Sophorolipids are a unique class of natural microbial glycolipids (carbohydrate-attached lipids), which have been shown to modulate the immune system and have application in several disorders.
According to lead author Dr. Martin Bluth, director of surgical research at SUNY Downstate, Sophorolipids appear to act by modulating the immune system by potentially decreasing the bodys inappropriate inflammatory response to sepsis . The team also found that sophorolipids also reduced macrophage production of nitric acid in the body, another factor contributing to the symptoms of this disease. The discovery has led to the development of a new drug, now in its preclinical phase, which has already shown a significant decrease of sepsis-related deaths in experimental animal studies.

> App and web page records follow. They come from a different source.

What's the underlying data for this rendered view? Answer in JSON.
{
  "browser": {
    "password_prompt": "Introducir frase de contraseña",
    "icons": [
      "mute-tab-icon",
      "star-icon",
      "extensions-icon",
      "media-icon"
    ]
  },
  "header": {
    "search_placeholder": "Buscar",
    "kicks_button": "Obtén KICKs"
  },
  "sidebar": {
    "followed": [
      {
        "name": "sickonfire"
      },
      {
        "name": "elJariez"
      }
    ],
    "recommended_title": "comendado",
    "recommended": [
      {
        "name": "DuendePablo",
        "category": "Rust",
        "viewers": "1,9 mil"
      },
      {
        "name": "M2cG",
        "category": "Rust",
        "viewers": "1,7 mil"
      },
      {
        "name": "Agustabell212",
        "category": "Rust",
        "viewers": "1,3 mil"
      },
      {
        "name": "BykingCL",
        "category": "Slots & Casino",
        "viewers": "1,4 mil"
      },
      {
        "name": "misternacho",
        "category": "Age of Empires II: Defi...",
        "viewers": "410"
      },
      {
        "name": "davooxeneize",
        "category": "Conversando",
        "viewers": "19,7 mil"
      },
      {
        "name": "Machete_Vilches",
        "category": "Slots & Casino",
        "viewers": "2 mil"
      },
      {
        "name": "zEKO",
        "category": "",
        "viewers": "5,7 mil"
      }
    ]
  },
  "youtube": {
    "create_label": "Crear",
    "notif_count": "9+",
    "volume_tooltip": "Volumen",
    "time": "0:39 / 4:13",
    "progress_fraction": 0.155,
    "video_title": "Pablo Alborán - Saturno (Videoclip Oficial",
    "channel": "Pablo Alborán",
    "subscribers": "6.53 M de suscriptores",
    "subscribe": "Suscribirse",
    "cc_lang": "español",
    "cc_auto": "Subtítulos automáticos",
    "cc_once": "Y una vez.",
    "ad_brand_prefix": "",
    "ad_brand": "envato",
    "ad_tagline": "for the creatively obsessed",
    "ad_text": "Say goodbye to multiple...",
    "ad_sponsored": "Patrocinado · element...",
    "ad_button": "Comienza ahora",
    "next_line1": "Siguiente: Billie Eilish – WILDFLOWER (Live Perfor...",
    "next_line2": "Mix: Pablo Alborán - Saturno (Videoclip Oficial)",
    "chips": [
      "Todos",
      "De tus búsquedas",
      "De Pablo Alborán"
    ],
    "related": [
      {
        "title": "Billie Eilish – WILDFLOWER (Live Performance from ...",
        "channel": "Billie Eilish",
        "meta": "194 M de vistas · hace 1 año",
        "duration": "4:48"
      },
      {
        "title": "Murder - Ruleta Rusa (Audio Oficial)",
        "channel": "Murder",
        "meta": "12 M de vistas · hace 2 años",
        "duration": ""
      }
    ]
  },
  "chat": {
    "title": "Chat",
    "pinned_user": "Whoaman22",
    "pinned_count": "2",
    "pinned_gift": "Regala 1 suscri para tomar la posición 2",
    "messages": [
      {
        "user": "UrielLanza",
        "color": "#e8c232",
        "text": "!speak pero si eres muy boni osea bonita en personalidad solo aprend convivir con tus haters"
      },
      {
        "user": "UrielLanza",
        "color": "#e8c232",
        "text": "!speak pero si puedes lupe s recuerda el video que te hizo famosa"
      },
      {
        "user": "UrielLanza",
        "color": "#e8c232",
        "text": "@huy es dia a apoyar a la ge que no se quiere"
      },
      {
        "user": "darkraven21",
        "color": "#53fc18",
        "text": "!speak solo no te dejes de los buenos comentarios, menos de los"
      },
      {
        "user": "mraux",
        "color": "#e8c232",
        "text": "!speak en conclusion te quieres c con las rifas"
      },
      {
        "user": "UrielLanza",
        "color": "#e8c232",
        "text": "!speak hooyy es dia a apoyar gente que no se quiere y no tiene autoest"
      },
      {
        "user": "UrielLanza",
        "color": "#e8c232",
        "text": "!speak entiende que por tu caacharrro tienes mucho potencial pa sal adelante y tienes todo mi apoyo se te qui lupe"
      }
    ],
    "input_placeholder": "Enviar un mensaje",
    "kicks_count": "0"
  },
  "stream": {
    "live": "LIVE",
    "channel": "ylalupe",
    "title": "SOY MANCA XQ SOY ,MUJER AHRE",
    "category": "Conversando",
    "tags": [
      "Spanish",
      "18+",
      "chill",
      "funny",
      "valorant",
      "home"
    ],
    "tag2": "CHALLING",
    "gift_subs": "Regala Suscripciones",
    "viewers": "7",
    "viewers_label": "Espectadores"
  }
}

Dr. Richard Gross, lead scientist on the project from the
University and director of the
Center for Biocatalysis and Bioprocessing at Poly, states, Over the past few years our laboratory developed efficient routes to synthesize sophorolipids by fermentation and to subsequently modify their structures by chemo-enzymatic methods. By these approaches, we can rapidly change their structure and provide our colleagues at SUNY Downstate large quantities of new sophorolipid-based drugs for clinical evaluation. This will allow us to fine-tune the biological properties of sophorolipids making them an ideal agent for the development of a new drug to battle this debilitating disease.
This joint effort is a prime example of incorporating bioengineering into clinical medicine and represents the cornerstone of the newly formed joint SUNY Downstate Polytechnic University Biomedical Engineering PhD program.
The State University of New York is the largest comprehensive university system in the United States, educating more than 412,000 students in 6,688 degree and certificate programs on 64 campuses.
Founded in 1854,
University recently celebrated its sesquicentennial anniversary year. The University is one of the nations oldest private science and engineering schools and the New York metropolitan areas preeminent resource in science and technology.